31/03/2014 11:43 BST | Updated 28/05/2014 10:59 BST

I'm surprised to see a reputable and well-respected charity like Cancer Research UK grabbing headlines based on emerging and uncertain evidence.

The headline Cancer Research UK went for was 'organic food doesn't lower overall cancer risk', while playing down the finding that researchers found a '21% decrease in risk of non-Hodgkin lymphoma cancer, among women who reported usually or always eating organic food'.

I'm not interested in playing headline tennis, what's important here, and when discussing the impact of our diets on our health is detail. Scientists, public health experts and nutritionists alike will readily admit that this subject is complicated, and one we should all take a little more care communicating.

Let's get back to the detail. There are a few reasons why Cancer Research UK's headline doesn't cut the mustard in my opinion:

  1. This is emerging science and it's surprising that a reputable charity would make such sweeping statements based on one study. As the researchers say: "no study has [previously] investigated organic food consumption in relation to cancer risk".
  2. The researchers themselves say they can't rule out chance as a reason for their findings, and admit the results may have been impacted by factors not accounted for in their study.
  3. Importantly, the researchers did not accurately quantify how much organic food women were eating, their measures 'mostly' and 'always' are frequencies not amounts. The statement 'I always eat organic peanut butter, but never eat organic bread' can be true for one person at the same time - which behaviour did the women in study self-report on?
  4. The researchers did not quantify exposure to pesticides via blood or skin tests, and therefore had no way of knowing if adults who eat organic 'mostly' or 'never' are more or less exposed to pesticides. This makes establishing a causal link between pesticide exposure and cancer risk impossible at this stage.

In summary, it is neither useful nor fair to create headlines which may influence behaviours on the back of the first study of this kind, a study with numerous and important limitations. It's widely accepted that studying the relationship between diet and cancer is very challenging, given that processes that lead to development of cancer can operate over a lifetime and are hard to separate.

Such a thing as the impact of pesticide exposure on health is a small, albeit important, part of a million piece puzzle we are only just starting to solve. It cannot be denied that this research is incredibly important, it is welcome and essential and I'd hope that in 10 years' time we'd have seen more research so we could start to make conclusions on this issue.

I personally don't care whether eating organic reduces my cancer risk or not; among the many reasons I choose to buy organic is that we live on a finite planet with limited resources and we need to farm in a way that respects our limits to live, let alone be healthy. I also want to avoid eating, as much as possible, the 320 pesticides that can be routinely used in non-organic farming. I eat organic because I agree with Oliver DeSchutter, UN Special Rapporteur on the right to food's conclusion that "The food systems we have inherited from the twentieth century have failed...a new paradigm, focused on well-being, resilience and sustainability must be designed... it will not be enough to refine the logic of our food systems - it must instead be reversed".

In the meantime, as Cancer Research UK well-know, some of the best advice on lifestyle we can give to people on how they, as individuals, can reduce cancer risk is to keep active and eat a balanced and varied diet.

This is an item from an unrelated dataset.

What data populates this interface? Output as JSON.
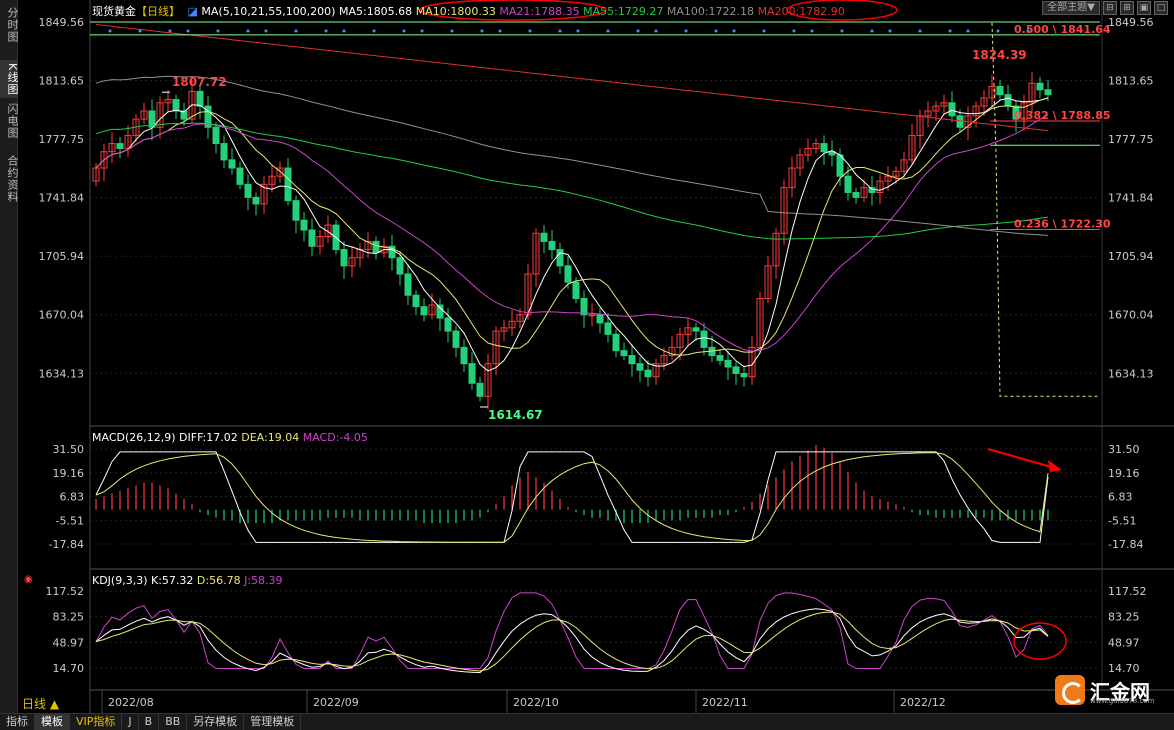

What we decide to eat is our choice, but our choices are influenced by what others say and do. Though I risk calling the kettle black, put simply, I think Cancer Research UK should be a little more careful with their words.